[[ SUPPLIED RECORDS, beginning ]]

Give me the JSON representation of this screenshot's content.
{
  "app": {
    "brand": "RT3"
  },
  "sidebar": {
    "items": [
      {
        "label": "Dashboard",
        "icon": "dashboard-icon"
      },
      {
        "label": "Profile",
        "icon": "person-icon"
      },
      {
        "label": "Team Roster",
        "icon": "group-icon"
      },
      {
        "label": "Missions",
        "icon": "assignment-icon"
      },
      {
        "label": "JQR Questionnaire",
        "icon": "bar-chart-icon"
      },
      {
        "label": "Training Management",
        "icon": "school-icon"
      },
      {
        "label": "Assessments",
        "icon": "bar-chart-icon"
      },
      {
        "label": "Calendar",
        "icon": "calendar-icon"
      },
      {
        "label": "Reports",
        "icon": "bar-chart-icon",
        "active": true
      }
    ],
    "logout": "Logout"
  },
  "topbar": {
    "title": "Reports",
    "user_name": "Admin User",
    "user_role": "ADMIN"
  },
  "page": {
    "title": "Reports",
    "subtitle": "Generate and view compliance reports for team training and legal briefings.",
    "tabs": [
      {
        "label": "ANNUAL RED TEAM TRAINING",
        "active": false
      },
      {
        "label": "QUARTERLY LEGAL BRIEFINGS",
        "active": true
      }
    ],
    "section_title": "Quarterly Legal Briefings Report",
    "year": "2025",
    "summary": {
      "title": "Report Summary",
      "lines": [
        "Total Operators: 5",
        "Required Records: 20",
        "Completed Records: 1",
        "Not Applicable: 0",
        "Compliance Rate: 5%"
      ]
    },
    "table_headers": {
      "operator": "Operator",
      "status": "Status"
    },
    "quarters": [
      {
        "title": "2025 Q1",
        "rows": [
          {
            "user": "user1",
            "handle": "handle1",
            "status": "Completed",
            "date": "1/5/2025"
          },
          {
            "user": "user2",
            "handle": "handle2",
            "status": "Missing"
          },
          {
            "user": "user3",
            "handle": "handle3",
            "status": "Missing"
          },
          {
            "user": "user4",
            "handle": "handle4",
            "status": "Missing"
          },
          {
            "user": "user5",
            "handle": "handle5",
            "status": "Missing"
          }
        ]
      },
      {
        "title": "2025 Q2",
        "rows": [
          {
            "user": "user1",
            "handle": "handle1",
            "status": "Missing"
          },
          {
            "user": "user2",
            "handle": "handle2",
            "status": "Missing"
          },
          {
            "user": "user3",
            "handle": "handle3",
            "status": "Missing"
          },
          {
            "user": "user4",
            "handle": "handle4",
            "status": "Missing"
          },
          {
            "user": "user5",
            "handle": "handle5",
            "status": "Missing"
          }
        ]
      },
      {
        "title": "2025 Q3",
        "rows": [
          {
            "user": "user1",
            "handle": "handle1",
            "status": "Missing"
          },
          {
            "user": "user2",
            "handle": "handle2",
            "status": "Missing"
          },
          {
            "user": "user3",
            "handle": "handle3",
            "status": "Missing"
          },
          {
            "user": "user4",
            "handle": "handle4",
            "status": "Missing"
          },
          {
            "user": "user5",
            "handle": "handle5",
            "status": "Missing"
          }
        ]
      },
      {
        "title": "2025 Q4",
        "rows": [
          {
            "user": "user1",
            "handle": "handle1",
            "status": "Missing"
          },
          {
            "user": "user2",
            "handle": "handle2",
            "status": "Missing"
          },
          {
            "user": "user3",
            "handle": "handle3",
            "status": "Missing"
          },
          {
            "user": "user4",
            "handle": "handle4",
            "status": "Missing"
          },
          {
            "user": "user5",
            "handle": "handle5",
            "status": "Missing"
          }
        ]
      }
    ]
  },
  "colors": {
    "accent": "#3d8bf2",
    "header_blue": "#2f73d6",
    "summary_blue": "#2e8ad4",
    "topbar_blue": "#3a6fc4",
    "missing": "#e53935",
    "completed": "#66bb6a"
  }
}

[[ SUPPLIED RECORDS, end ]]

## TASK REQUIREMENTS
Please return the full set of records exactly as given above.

## FINAL ANSWER
Give me the JSON representation of this screenshot's content.
{
  "app": {
    "brand": "RT3"
  },
  "sidebar": {
    "items": [
      {
        "label": "Dashboard",
        "icon": "dashboard-icon"
      },
      {
        "label": "Profile",
        "icon": "person-icon"
      },
      {
        "label": "Team Roster",
        "icon": "group-icon"
      },
      {
        "label": "Missions",
        "icon": "assignment-icon"
      },
      {
        "label": "JQR Questionnaire",
        "icon": "bar-chart-icon"
      },
      {
        "label": "Training Management",
        "icon": "school-icon"
      },
      {
        "label": "Assessments",
        "icon": "bar-chart-icon"
      },
      {
        "label": "Calendar",
        "icon": "calendar-icon"
      },
      {
        "label": "Reports",
        "icon": "bar-chart-icon",
        "active": true
      }
    ],
    "logout": "Logout"
  },
  "topbar": {
    "title": "Reports",
    "user_name": "Admin User",
    "user_role": "ADMIN"
  },
  "page": {
    "title": "Reports",
    "subtitle": "Generate and view compliance reports for team training and legal briefings.",
    "tabs": [
      {
        "label": "ANNUAL RED TEAM TRAINING",
        "active": false
      },
      {
        "label": "QUARTERLY LEGAL BRIEFINGS",
        "active": true
      }
    ],
    "section_title": "Quarterly Legal Briefings Report",
    "year": "2025",
    "summary": {
      "title": "Report Summary",
      "lines": [
        "Total Operators: 5",
        "Required Records: 20",
        "Completed Records: 1",
        "Not Applicable: 0",
        "Compliance Rate: 5%"
      ]
    },
    "table_headers": {
      "operator": "Operator",
      "status": "Status"
    },
    "quarters": [
      {
        "title": "2025 Q1",
        "rows": [
          {
            "user": "user1",
            "handle": "handle1",
            "status": "Completed",
            "date": "1/5/2025"
          },
          {
            "user": "user2",
            "handle": "handle2",
            "status": "Missing"
          },
          {
            "user": "user3",
            "handle": "handle3",
            "status": "Missing"
          },
          {
            "user": "user4",
            "handle": "handle4",
            "status": "Missing"
          },
          {
            "user": "user5",
            "handle": "handle5",
            "status": "Missing"
          }
        ]
      },
      {
        "title": "2025 Q2",
        "rows": [
          {
            "user": "user1",
            "handle": "handle1",
            "status": "Missing"
          },
          {
            "user": "user2",
            "handle": "handle2",
            "status": "Missing"
          },
          {
            "user": "user3",
            "handle": "handle3",
            "status": "Missing"
          },
          {
            "user": "user4",
            "handle": "handle4",
            "status": "Missing"
          },
          {
            "user": "user5",
            "handle": "handle5",
            "status": "Missing"
          }
        ]
      },
      {
        "title": "2025 Q3",
        "rows": [
          {
            "user": "user1",
            "handle": "handle1",
            "status": "Missing"
          },
          {
            "user": "user2",
            "handle": "handle2",
            "status": "Missing"
          },
          {
            "user": "user3",
            "handle": "handle3",
            "status": "Missing"
          },
          {
            "user": "user4",
            "handle": "handle4",
            "status": "Missing"
          },
          {
            "user": "user5",
            "handle": "handle5",
            "status": "Missing"
          }
        ]
      },
      {
        "title": "2025 Q4",
        "rows": [
          {
            "user": "user1",
            "handle": "handle1",
            "status": "Missing"
          },
          {
            "user": "user2",
            "handle": "handle2",
            "status": "Missing"
          },
          {
            "user": "user3",
            "handle": "handle3",
            "status": "Missing"
          },
          {
            "user": "user4",
            "handle": "handle4",
            "status": "Missing"
          },
          {
            "user": "user5",
            "handle": "handle5",
            "status": "Missing"
          }
        ]
      }
    ]
  },
  "colors": {
    "accent": "#3d8bf2",
    "header_blue": "#2f73d6",
    "summary_blue": "#2e8ad4",
    "topbar_blue": "#3a6fc4",
    "missing": "#e53935",
    "completed": "#66bb6a"
  }
}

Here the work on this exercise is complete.